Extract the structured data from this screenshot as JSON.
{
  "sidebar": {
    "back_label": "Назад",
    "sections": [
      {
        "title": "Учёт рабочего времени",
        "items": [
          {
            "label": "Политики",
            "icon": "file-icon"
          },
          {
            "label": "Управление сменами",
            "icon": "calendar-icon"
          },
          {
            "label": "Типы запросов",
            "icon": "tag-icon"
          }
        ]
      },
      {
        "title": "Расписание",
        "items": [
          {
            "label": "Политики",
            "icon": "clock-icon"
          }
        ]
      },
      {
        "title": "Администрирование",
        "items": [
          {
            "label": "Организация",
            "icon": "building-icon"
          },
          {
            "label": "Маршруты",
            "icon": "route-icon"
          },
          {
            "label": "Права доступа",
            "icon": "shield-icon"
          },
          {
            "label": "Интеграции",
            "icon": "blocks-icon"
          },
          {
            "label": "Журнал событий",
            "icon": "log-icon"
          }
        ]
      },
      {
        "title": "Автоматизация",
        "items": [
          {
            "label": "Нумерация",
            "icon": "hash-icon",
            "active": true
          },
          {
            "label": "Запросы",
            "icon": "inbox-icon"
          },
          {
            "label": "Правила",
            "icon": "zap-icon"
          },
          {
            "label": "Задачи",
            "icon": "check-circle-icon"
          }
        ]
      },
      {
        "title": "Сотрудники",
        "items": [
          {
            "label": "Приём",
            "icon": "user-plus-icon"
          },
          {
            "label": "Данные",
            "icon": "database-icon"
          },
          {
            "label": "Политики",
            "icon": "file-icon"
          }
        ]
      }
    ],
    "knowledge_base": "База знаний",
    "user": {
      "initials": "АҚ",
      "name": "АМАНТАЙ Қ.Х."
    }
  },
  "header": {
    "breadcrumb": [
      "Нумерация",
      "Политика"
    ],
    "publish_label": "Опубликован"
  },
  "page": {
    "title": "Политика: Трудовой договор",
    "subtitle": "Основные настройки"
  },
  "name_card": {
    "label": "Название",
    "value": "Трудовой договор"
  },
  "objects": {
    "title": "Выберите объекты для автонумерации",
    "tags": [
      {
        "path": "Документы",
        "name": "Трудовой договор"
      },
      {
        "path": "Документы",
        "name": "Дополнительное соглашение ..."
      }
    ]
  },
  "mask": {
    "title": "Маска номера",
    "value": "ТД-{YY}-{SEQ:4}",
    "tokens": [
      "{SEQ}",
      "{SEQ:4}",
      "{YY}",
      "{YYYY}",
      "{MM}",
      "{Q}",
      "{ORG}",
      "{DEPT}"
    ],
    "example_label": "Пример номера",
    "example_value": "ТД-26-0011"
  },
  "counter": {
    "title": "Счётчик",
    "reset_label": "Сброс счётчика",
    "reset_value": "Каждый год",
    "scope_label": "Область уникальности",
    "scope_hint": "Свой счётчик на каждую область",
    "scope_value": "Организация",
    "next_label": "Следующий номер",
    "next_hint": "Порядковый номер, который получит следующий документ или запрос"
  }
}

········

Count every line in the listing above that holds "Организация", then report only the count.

### Solution
2